The dormitories complement the work that is done on the boulevard making it a long string of housing from the JFK MBTA stop to the ocean. The land borders what used to be called Columbia Point, but is now called Harborview Apartments, which is a mixed-residential development area. While Columbia Point used to be fenced off, it is now open to the UMass area providing an exchange of pedestrian access.

It leads up to the Ted Kennedy Institute and the JFK Library, plus the new parking area for the Commonwealth Museum, which is a must-see museum because it contains a Massachusetts copy of the U.S. Constitution, plus other foundational documents, and a brief history of rotation topics.

The JFK Library was hopping last night for a wedding that forms a romantic setting overlooking the ocean.
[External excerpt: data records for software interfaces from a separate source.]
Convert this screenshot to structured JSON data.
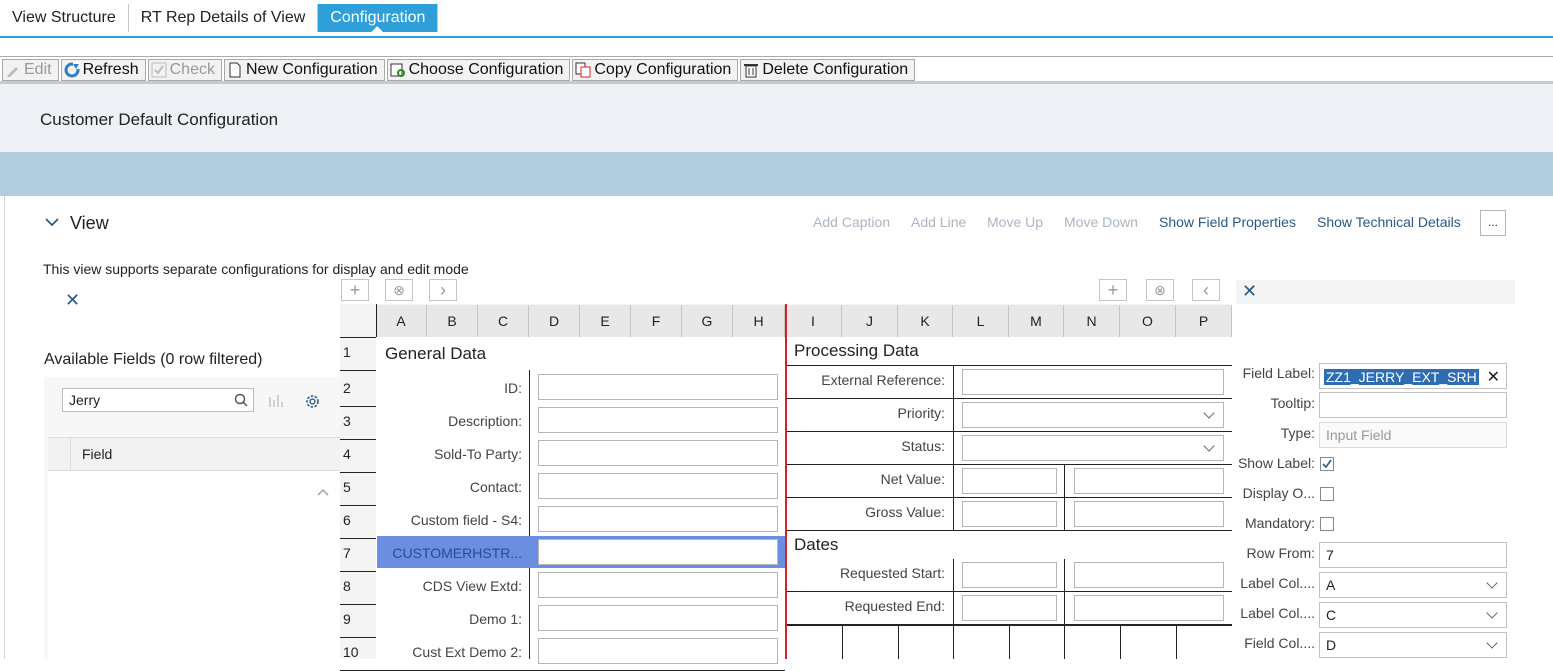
{
  "tabs": [
    "View Structure",
    "RT Rep Details of View",
    "Configuration"
  ],
  "toolbar": {
    "edit": "Edit",
    "refresh": "Refresh",
    "check": "Check",
    "new_config": "New Configuration",
    "choose_config": "Choose Configuration",
    "copy_config": "Copy Configuration",
    "delete_config": "Delete Configuration"
  },
  "header": {
    "title": "Customer Default Configuration"
  },
  "view": {
    "title": "View",
    "actions": {
      "add_caption": "Add Caption",
      "add_line": "Add Line",
      "move_up": "Move Up",
      "move_down": "Move Down",
      "show_field_props": "Show Field Properties",
      "show_tech": "Show Technical Details",
      "more": "..."
    },
    "note": "This view supports separate configurations for display and edit mode"
  },
  "available": {
    "title": "Available Fields (0 row filtered)",
    "search_value": "Jerry",
    "column": "Field"
  },
  "grid": {
    "columns": [
      "A",
      "B",
      "C",
      "D",
      "E",
      "F",
      "G",
      "H",
      "I",
      "J",
      "K",
      "L",
      "M",
      "N",
      "O",
      "P"
    ],
    "rows": [
      "1",
      "2",
      "3",
      "4",
      "5",
      "6",
      "7",
      "8",
      "9",
      "10"
    ],
    "left_section": "General Data",
    "left_fields": [
      "ID:",
      "Description:",
      "Sold-To Party:",
      "Contact:",
      "Custom field - S4:",
      "CUSTOMERHSTR...",
      "CDS View Extd:",
      "Demo 1:",
      "Cust Ext Demo 2:"
    ],
    "right_section1": "Processing Data",
    "right_fields1": [
      "External Reference:",
      "Priority:",
      "Status:",
      "Net Value:",
      "Gross Value:"
    ],
    "right_section2": "Dates",
    "right_fields2": [
      "Requested Start:",
      "Requested End:"
    ]
  },
  "properties": {
    "labels": [
      "Field Label:",
      "Tooltip:",
      "Type:",
      "Show Label:",
      "Display O...",
      "Mandatory:",
      "Row From:",
      "Label Col....",
      "Label Col....",
      "Field Col...."
    ],
    "field_label_value": "ZZ1_JERRY_EXT_SRH",
    "type_value": "Input Field",
    "row_from": "7",
    "label_col_from": "A",
    "label_col_to": "C",
    "field_col_from": "D"
  },
  "colors": {
    "accent": "#2f9fd9",
    "band": "#b2cde0",
    "selected_row": "#6b8fe0",
    "divider": "#d4232b"
  }
}
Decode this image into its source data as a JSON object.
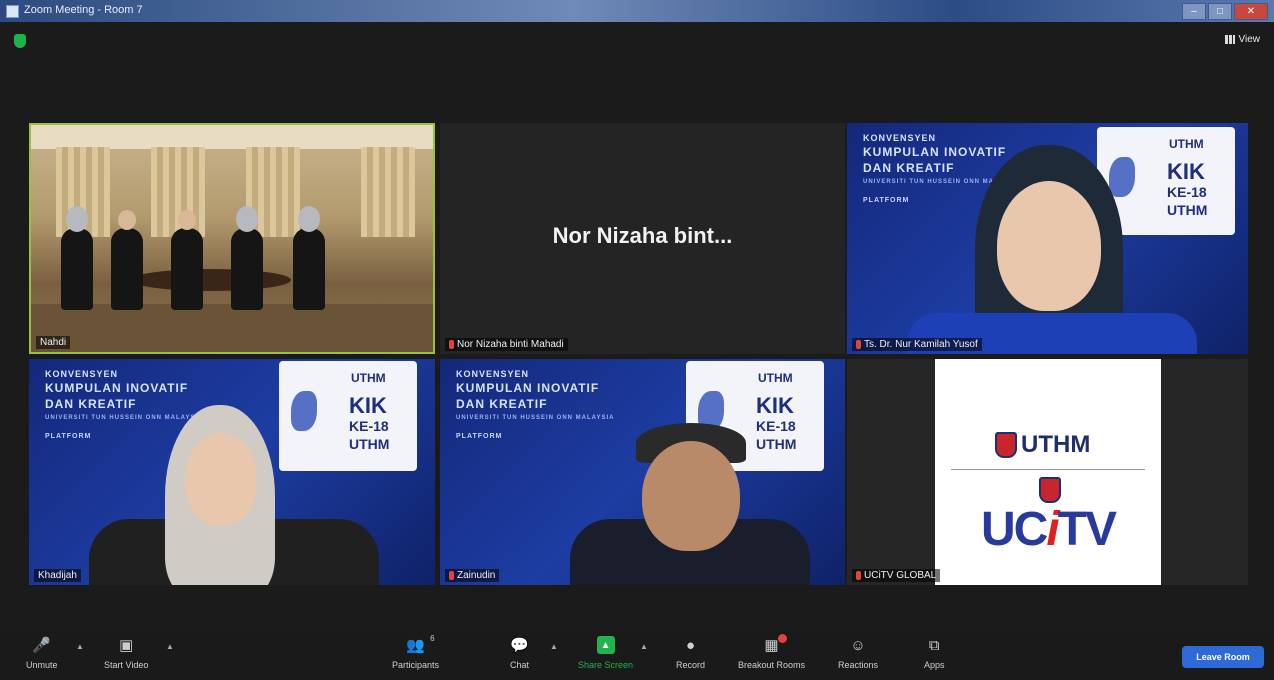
{
  "window": {
    "title": "Zoom Meeting - Room 7"
  },
  "header": {
    "view_label": "View"
  },
  "tiles": [
    {
      "name": "Nahdi"
    },
    {
      "display_name": "Nor Nizaha bint...",
      "name": "Nor Nizaha binti Mahadi"
    },
    {
      "name": "Ts. Dr. Nur Kamilah Yusof"
    },
    {
      "name": "Khadijah"
    },
    {
      "name": "Zainudin"
    },
    {
      "name": "UCiTV GLOBAL"
    }
  ],
  "banner": {
    "line1": "KONVENSYEN",
    "line2": "KUMPULAN INOVATIF",
    "line3": "DAN KREATIF",
    "line4": "UNIVERSITI TUN HUSSEIN ONN MALAYSIA",
    "line5": "PLATFORM",
    "logo_text": "UTHM",
    "kik_1": "KIK",
    "kik_2": "KE-18",
    "kik_3": "UTHM"
  },
  "uctv": {
    "uthm": "UTHM",
    "uc": "UC",
    "i": "i",
    "tv": "TV"
  },
  "toolbar": {
    "unmute": "Unmute",
    "start_video": "Start Video",
    "participants": "Participants",
    "participants_count": "6",
    "chat": "Chat",
    "share_screen": "Share Screen",
    "record": "Record",
    "breakout_rooms": "Breakout Rooms",
    "reactions": "Reactions",
    "apps": "Apps",
    "leave_room": "Leave Room"
  },
  "colors": {
    "active_speaker": "#9ac13b",
    "share_green": "#22b34d",
    "leave_blue": "#2d6ad6",
    "mic_muted": "#e0443b"
  }
}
Nearby is a great parcel of land that is soon to be developed. One can sense that it is going to be a large-scaled residential, commercial, and retail development. The Point will not know what hit them.

Across the way from BC High is the former Boston Globe that is being gutted and retrofitted for new light industrial workspace and restaurants. Work is fairly constant, as is change. Each day the area is looking more desirable, and what energy!

Tuesday, August 28, 2018

Appreciation for Public Transportation

For the past two weeks, I've had to take the subway system into Boston each morning and home during the late afternoon. I am impressed. During rush hour, I've been able to board a train within three to five minutes of my arrival. The trains are standing room only and the passengers are accommodating. The ride along the Red Line for six stops has been efficient and smooth.

The ride home has been equally smooth and efficient. Even in the midst of hot, humid weather, the trains are well air-conditioned and on-time. The city moves people well and the transit system is well-used. A diversity of people ride the subways trains, which are reliable. I am edified to know how well the city works to move people efficiently. Questions remain about how much more growth it can handle, but for the time being, I give the city high marks.

Thursday, August 16, 2018

Good Morning

The other day, I boarded Boston's MBTA Red line on my way into the city. The woman announcer starts to speak on the Public Address System. She says something like this:

"Good morning, friends. I hope you are having a good day. It is quite a good day and I wish you blessings, peace, and much happiness. I hope good things come your way today and that you are able to turn to your neighbor and wish them a good morning as well."

People giggled and shook their heads, not in disgust, but in disbelief.

"She continued. We are neighbors and it is always better when we see each other as fellow travelers that we can wish well. Enjoy your day, and greet your neighbor."

She signed off and people laughed. They turned to their neighbors to check their expression and within seconds everyone was talking with each other and laughing.